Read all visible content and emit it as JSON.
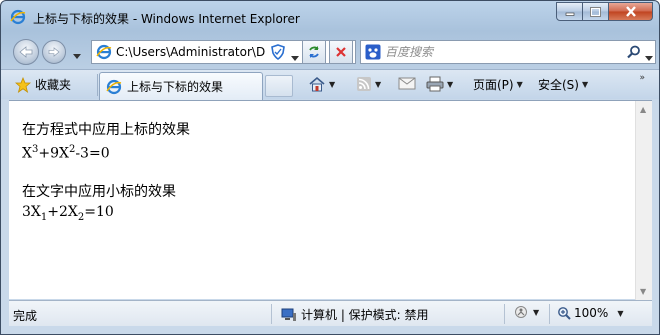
{
  "window": {
    "title": "上标与下标的效果 - Windows Internet Explorer"
  },
  "address_bar": {
    "url": "C:\\Users\\Administrator\\D"
  },
  "search": {
    "placeholder": "百度搜索"
  },
  "tabs": {
    "favorites_label": "收藏夹",
    "active_tab_label": "上标与下标的效果"
  },
  "commands": {
    "page_label": "页面(P)",
    "safety_label": "安全(S)"
  },
  "content": {
    "heading1": "在方程式中应用上标的效果",
    "eq1": {
      "a": "X",
      "a_sup": "3",
      "b": "+9X",
      "b_sup": "2",
      "c": "-3=0"
    },
    "heading2": "在文字中应用小标的效果",
    "eq2": {
      "a": "3X",
      "a_sub": "1",
      "b": "+2X",
      "b_sub": "2",
      "c": "=10"
    }
  },
  "status": {
    "text": "完成",
    "zone": "计算机 | 保护模式: 禁用",
    "zoom": "100%"
  },
  "colors": {
    "title_bar": "#bcd3ea",
    "close_button": "#c0431f",
    "content_bg": "#ffffff"
  }
}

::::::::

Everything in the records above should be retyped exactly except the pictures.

Result for this exercise:
Read all visible content and emit it as JSON.
{
  "window": {
    "title": "上标与下标的效果 - Windows Internet Explorer"
  },
  "address_bar": {
    "url": "C:\\Users\\Administrator\\D"
  },
  "search": {
    "placeholder": "百度搜索"
  },
  "tabs": {
    "favorites_label": "收藏夹",
    "active_tab_label": "上标与下标的效果"
  },
  "commands": {
    "page_label": "页面(P)",
    "safety_label": "安全(S)"
  },
  "content": {
    "heading1": "在方程式中应用上标的效果",
    "eq1": {
      "a": "X",
      "a_sup": "3",
      "b": "+9X",
      "b_sup": "2",
      "c": "-3=0"
    },
    "heading2": "在文字中应用小标的效果",
    "eq2": {
      "a": "3X",
      "a_sub": "1",
      "b": "+2X",
      "b_sub": "2",
      "c": "=10"
    }
  },
  "status": {
    "text": "完成",
    "zone": "计算机 | 保护模式: 禁用",
    "zoom": "100%"
  },
  "colors": {
    "title_bar": "#bcd3ea",
    "close_button": "#c0431f",
    "content_bg": "#ffffff"
  }
}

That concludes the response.